ASSIGNED TASK: Search the records for lines with the word "Küldés" and copy each match.

DATA PROVIDED: Begin

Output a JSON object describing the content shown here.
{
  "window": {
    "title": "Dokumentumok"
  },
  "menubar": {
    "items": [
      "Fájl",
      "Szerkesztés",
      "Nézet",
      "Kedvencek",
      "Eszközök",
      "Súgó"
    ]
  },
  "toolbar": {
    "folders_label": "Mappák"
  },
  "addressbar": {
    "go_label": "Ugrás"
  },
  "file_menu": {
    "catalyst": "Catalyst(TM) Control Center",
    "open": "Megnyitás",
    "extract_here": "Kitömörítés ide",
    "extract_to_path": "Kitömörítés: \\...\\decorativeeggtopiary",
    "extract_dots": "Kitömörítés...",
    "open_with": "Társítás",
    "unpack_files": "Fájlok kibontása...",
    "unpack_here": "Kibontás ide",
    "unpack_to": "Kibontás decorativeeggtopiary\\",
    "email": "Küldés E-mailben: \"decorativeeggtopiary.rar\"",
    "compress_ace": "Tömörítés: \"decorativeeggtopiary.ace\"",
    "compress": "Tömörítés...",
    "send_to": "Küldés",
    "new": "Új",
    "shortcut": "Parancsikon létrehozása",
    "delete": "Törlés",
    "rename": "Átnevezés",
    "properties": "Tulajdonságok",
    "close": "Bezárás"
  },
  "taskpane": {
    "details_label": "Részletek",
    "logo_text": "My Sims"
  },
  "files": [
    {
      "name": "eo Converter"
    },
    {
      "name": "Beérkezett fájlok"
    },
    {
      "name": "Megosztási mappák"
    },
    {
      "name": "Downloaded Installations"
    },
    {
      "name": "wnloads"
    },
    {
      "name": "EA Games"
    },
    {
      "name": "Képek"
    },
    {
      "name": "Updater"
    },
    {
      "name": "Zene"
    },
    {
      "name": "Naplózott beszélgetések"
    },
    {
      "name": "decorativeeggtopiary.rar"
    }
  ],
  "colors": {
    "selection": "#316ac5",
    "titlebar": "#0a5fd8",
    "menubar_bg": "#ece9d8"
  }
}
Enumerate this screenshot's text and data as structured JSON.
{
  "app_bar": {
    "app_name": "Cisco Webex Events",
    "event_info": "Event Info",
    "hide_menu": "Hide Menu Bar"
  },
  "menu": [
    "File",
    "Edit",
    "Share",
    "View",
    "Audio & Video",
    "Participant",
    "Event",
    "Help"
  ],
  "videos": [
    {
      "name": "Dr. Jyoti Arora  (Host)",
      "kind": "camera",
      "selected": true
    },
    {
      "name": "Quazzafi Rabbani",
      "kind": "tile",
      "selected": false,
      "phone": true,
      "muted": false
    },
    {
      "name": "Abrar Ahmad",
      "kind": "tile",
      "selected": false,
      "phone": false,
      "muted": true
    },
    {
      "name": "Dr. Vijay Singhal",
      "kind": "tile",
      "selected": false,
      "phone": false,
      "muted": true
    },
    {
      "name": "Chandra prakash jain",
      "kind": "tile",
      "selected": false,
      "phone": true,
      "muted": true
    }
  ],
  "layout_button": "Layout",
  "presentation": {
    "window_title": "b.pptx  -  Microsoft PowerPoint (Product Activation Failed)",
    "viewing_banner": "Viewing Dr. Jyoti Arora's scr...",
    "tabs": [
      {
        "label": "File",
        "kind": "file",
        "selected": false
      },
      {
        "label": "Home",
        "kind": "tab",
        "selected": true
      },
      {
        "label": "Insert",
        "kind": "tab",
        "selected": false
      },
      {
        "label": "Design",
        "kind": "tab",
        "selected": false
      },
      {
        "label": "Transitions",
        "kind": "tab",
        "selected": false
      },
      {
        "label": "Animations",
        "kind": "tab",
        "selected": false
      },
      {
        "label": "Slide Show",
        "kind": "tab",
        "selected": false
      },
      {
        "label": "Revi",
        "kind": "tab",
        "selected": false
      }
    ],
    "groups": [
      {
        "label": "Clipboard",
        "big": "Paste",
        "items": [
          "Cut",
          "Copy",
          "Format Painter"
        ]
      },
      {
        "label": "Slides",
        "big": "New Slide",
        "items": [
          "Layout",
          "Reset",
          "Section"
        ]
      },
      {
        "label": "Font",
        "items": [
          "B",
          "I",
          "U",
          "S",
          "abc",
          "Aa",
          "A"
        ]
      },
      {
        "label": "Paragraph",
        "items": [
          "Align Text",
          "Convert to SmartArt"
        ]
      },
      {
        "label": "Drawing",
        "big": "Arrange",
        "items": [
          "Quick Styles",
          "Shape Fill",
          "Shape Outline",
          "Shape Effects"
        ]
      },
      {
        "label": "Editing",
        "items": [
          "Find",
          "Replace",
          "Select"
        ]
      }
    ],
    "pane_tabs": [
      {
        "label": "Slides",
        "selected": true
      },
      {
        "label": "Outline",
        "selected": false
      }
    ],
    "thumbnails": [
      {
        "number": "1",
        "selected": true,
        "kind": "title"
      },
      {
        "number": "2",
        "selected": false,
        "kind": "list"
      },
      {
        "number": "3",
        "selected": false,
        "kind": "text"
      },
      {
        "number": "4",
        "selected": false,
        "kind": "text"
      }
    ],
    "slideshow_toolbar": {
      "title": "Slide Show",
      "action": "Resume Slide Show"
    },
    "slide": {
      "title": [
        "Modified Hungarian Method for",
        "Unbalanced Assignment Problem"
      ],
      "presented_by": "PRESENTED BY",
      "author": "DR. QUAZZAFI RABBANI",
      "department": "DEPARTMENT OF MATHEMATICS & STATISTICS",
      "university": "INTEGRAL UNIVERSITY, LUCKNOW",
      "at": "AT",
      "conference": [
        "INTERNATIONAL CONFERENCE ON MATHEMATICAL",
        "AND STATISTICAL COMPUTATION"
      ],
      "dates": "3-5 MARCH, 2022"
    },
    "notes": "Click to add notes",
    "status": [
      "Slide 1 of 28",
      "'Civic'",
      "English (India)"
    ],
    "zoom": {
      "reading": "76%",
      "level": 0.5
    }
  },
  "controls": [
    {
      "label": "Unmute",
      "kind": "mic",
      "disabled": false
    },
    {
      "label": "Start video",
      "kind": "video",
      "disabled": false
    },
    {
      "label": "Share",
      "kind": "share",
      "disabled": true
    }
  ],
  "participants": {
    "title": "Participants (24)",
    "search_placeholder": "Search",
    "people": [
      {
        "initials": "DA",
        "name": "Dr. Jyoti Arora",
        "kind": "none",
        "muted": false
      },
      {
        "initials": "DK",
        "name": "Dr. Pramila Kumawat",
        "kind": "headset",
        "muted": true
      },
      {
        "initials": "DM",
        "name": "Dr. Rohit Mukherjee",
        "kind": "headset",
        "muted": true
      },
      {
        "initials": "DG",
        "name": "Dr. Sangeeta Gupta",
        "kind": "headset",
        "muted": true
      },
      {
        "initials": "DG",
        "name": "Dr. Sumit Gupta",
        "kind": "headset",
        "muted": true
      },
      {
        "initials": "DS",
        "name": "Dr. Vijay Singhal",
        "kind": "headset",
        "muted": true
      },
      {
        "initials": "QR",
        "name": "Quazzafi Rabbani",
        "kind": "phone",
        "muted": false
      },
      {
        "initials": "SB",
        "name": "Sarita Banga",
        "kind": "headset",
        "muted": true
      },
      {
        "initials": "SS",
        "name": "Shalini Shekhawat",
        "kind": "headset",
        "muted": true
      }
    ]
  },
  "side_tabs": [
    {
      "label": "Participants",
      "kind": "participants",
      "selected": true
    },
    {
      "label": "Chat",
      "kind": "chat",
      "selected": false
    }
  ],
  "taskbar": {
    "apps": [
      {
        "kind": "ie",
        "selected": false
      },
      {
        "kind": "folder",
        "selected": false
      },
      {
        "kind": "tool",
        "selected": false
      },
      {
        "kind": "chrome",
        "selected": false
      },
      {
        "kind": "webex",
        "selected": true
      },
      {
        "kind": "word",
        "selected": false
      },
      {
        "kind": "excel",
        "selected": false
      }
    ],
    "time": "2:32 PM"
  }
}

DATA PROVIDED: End

WRITTEN RESPONSE:
    "email": "Küldés E-mailben: \"decorativeeggtopiary.rar\"",
    "send_to": "Küldés",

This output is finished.